* [The task] Filter these entries so that only lines with the word "training" remain.

(Dataset rows for apps and sites)
..........

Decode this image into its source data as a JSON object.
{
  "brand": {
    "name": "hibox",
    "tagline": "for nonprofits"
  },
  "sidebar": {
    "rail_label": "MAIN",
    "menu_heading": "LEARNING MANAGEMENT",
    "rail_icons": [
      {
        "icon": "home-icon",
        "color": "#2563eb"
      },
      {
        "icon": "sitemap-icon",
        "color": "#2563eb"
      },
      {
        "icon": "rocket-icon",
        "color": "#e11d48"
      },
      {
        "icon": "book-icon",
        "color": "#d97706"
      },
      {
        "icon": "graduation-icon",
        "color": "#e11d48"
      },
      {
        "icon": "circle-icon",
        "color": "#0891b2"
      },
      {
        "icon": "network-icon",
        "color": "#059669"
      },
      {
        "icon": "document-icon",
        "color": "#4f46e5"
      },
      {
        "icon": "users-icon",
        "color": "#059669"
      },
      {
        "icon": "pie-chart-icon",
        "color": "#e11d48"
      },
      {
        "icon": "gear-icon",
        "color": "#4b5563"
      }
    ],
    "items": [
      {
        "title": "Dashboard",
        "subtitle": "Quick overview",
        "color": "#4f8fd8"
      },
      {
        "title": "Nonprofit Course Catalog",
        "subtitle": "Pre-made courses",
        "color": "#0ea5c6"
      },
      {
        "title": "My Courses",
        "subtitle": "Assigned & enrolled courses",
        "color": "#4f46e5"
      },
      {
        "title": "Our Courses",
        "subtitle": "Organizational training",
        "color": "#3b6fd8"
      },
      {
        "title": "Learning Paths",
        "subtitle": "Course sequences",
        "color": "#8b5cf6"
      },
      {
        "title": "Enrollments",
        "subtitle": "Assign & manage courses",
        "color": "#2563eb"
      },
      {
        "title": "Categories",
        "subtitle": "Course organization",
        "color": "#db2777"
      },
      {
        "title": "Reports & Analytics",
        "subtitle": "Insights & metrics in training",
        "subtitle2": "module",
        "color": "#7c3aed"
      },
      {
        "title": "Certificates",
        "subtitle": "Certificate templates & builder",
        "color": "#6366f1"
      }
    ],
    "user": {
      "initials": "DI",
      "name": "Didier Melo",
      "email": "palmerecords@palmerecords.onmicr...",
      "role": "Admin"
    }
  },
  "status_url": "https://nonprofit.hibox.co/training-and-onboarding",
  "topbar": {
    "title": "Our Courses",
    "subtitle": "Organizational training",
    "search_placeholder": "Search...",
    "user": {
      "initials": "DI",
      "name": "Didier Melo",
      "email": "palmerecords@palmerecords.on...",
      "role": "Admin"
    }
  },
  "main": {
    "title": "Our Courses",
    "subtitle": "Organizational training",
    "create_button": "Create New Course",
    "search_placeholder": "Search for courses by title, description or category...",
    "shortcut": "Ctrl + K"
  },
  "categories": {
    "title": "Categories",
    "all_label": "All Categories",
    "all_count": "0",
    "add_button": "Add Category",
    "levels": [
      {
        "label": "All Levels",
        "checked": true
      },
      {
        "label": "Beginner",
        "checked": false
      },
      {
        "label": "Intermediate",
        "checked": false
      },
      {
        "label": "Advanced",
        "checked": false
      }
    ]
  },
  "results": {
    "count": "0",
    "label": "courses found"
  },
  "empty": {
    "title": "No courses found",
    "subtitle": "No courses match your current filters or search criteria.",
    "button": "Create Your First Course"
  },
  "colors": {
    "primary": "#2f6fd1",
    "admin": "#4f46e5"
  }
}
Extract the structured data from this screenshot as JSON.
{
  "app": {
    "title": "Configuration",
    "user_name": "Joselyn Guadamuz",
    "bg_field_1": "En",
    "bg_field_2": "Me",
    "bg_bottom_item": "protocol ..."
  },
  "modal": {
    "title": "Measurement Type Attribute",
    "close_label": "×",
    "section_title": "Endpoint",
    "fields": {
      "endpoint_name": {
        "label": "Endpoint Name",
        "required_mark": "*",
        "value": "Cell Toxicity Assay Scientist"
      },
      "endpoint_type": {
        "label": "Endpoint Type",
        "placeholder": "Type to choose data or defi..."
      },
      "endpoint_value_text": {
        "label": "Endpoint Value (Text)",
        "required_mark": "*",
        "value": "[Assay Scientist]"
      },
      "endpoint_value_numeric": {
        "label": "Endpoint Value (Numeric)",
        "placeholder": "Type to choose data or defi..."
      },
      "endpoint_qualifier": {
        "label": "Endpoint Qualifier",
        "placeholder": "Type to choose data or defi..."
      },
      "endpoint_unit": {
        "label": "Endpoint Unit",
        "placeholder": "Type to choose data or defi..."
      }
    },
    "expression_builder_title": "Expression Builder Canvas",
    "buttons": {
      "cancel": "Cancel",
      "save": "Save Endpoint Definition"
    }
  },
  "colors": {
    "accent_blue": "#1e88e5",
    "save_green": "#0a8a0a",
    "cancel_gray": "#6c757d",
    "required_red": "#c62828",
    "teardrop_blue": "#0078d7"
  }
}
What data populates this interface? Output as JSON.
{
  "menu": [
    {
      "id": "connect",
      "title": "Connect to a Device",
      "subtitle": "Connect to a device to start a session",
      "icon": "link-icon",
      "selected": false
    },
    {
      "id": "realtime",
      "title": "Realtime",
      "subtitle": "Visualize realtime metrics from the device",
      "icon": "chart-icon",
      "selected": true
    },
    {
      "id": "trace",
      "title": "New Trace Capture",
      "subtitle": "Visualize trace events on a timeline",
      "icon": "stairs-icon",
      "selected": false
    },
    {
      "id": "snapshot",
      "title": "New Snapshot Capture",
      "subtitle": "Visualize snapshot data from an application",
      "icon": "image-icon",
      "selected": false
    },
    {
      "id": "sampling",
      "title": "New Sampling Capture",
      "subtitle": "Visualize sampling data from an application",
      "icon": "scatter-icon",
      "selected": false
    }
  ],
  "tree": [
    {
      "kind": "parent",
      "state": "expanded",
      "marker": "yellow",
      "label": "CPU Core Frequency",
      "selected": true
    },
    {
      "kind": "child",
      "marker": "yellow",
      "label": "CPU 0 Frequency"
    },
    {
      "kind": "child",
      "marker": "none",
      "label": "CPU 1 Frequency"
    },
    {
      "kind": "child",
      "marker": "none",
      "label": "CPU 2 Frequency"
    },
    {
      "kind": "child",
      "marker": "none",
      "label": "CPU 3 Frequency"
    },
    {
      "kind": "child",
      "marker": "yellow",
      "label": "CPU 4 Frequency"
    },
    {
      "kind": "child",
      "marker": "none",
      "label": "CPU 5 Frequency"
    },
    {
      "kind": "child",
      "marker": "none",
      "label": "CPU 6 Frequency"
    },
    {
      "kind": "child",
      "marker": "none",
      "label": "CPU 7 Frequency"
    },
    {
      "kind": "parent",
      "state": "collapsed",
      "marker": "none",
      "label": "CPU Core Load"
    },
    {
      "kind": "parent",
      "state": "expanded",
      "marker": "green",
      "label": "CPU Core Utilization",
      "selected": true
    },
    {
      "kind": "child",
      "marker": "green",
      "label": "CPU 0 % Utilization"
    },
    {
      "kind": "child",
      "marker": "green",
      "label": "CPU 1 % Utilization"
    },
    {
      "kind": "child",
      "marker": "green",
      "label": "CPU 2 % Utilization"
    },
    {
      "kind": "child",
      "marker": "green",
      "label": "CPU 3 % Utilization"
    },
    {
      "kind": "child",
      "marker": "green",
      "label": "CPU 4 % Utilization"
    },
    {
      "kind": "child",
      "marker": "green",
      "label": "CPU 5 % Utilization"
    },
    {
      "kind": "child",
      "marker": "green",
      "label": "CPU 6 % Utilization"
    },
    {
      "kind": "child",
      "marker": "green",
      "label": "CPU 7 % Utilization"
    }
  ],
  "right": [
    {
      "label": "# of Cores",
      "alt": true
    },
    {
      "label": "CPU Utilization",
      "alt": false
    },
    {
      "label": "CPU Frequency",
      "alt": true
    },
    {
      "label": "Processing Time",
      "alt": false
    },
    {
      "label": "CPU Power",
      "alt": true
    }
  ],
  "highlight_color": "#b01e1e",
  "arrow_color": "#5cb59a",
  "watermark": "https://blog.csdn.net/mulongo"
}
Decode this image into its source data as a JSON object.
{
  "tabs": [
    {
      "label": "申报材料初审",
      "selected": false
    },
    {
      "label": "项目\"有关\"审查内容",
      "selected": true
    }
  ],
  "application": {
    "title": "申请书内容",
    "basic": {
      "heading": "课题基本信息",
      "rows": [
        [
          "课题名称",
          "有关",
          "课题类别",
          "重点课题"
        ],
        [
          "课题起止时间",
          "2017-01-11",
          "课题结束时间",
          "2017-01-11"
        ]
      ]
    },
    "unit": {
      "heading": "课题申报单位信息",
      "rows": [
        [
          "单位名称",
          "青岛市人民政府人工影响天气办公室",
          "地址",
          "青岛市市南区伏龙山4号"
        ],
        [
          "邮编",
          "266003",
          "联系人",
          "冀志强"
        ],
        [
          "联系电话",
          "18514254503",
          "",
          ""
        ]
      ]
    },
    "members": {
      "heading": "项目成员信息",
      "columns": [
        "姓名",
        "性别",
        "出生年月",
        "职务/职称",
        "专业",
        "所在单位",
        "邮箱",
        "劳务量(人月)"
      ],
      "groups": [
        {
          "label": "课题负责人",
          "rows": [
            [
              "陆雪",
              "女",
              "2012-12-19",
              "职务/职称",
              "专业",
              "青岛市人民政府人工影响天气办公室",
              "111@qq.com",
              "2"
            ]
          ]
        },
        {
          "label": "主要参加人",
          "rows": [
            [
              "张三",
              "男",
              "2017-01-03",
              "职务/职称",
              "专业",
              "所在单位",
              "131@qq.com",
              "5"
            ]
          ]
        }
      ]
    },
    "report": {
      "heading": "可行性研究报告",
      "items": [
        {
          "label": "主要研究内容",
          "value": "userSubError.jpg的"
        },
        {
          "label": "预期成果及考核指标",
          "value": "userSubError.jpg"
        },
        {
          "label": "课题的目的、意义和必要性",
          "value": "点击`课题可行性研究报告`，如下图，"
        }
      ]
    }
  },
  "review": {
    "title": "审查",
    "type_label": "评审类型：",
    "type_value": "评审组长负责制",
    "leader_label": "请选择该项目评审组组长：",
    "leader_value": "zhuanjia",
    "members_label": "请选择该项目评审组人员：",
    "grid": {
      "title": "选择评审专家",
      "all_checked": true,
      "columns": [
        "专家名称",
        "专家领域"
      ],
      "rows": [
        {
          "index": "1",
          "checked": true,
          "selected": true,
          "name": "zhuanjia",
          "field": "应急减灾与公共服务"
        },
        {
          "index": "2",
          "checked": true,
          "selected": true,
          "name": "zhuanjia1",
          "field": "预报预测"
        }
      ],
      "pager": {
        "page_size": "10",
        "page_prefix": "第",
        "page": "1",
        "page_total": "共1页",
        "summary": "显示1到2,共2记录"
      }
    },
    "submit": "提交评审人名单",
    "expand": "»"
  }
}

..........

* [Solution to this task]
        "subtitle": "Organizational training",
        "subtitle": "Insights & metrics in training",
  "status_url": "https://nonprofit.hibox.co/training-and-onboarding",
    "subtitle": "Organizational training",
    "subtitle": "Organizational training",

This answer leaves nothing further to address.